- Treatise on Consequences by John Buridan
John Buridan was the greatest of the medieval logicians. His massive logical text, the Summulae de Dialectica, has been available in a first rate English translation for well over a decade. Now it is joined by his other major logical work, the Treatise on Consequences. The translation provided here runs about a hundred pages. Chapters 1 and 3 concern consequences involving non-modal propositions, and chapters 2 and 4 concern modals. Buridan is a very clear writer, and Read has provided a translation that is both accurate and readable. The book has a helpful introduction.
A consequence is a proposition in conditional form such that (roughly) things cannot be as its antecedent signifies without also being as its consequent signifies. It is formal if changing its terms to others always yields a consequence. A (good) syllogism is a kind of formal consequence whose antecedent is a conjunction.
On Buridan’s account, consequences obey principles that will be familiar to current logicians. For example, “From every impossible proposition any other follows [as a consequence] and every necessary proposition follows [as a consequence] from any other” (75).
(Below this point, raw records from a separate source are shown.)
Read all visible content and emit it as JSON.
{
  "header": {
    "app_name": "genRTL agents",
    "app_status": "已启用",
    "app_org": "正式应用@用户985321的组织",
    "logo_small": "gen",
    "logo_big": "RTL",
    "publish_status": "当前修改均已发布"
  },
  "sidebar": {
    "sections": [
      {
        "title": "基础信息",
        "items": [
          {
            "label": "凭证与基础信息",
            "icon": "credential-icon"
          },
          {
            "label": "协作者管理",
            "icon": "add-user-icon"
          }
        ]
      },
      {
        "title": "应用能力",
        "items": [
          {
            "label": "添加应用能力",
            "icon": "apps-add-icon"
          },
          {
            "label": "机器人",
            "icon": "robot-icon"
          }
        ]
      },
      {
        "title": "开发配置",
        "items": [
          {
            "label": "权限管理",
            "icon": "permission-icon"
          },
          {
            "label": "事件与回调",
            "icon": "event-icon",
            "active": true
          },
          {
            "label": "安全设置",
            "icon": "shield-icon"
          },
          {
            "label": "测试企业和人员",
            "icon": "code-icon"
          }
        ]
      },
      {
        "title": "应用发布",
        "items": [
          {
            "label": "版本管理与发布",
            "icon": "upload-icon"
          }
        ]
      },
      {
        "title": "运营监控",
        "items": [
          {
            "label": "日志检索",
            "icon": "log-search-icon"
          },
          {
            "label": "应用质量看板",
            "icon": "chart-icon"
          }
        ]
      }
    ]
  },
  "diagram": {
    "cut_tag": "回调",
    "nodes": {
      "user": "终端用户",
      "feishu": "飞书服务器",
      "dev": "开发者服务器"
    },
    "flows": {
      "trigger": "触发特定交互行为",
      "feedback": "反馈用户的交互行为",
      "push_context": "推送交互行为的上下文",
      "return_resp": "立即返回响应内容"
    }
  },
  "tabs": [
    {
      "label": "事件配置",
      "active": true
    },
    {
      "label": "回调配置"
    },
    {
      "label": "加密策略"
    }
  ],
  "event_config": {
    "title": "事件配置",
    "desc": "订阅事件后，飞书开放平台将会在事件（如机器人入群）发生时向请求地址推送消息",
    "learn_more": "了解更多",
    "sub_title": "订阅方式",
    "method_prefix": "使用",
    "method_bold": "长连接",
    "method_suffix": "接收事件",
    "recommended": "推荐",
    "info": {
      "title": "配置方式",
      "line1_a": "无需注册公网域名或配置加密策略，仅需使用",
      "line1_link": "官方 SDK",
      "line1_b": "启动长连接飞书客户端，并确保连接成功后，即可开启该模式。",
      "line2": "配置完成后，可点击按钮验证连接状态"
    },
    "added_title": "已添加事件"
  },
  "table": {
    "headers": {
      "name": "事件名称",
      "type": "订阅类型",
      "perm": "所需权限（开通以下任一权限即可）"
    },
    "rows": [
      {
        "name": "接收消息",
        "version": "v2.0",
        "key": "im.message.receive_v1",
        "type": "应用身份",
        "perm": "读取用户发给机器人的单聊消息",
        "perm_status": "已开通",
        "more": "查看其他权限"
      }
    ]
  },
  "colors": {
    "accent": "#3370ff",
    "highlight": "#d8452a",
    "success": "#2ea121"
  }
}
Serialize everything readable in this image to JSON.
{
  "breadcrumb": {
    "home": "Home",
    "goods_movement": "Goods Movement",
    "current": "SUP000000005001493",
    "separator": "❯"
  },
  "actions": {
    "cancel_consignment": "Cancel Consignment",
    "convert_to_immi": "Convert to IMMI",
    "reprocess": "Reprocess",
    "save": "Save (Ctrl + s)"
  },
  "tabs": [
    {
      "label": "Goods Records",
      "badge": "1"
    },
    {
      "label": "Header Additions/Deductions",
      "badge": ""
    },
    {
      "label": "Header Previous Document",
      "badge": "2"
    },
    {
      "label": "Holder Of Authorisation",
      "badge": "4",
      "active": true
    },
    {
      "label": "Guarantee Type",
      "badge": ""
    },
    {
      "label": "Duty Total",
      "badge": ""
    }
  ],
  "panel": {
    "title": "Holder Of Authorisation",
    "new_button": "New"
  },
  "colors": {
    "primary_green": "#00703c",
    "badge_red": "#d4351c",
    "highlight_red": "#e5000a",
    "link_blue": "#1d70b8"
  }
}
Syllogistic: Aristotle’s syllogistic is based on the dictum of All and None: “Whatever is predicated of (denied of) all of a whole is predicated of (denied of) each of its members.” Buridan adds a two-part principle he considers equally fundamental: “Whatever are the same as one and the same are the same as each other,” and “Two things are not the same as each other if one is the same as something and the other is not.” (This principle appears widely in logic texts in the next few centuries, but it drops out in the 1800s.) He then develops some general “principles of distribution” which may have been original with him, and which have been widely applied in expositions of syllogistic up to and including the present day. The first distribution principle is that the middle term in a syllogism must be distributed in at least one premise; if this does not hold, the syllogism is not valid. He argues for this as follows: If C is not distributed in either premise, then the premises only entail that some C be the same as (or different from) an A, and another C be the same as (or different from) a B. In this case the basic criterion above does not apply, and the purported syllogism is not valid. The other distribution principle is that a term that is not distributed in a premise cannot be distributed in the conclusion of a valid syllogism. This is argued in chapter 1 to hold for single-premised arguments, based on a discussion of the causes of the truth of propositions. That conclusion is carried over in chapter 3 to the two-premise case, using reasoning that is not clear to this reviewer.
Modals: Following tradition, Buridan distinguishes between composite and divided modal propositions. A proposition is composite when a modal word applies to the rest, as in “Possibly some horse is running.” This has what we call the de dicto reading; it attributes possibility to a proposition. A proposition is divided when the modal word comes in between the parts, as in “Some horse possibly is running”; this yields something like our de re reading, except that the modal word ampliates the subject, yielding a reading something like “Some actual-or-possible-horse is a possible-runner.” This ampliation yields readings that differ from [End Page 163] what we take for granted today. For example, “Some B is necessarily A” does not entail “Some B is A” because the former can be true if some possible B is a necessary A even if there are no actual B’s. The result of ampliation is typically a proposition with the same overall form as a non-modal proposition of the form “Some F is a G.” This results in a theory in which (divided) modal propositions are subject to all of the...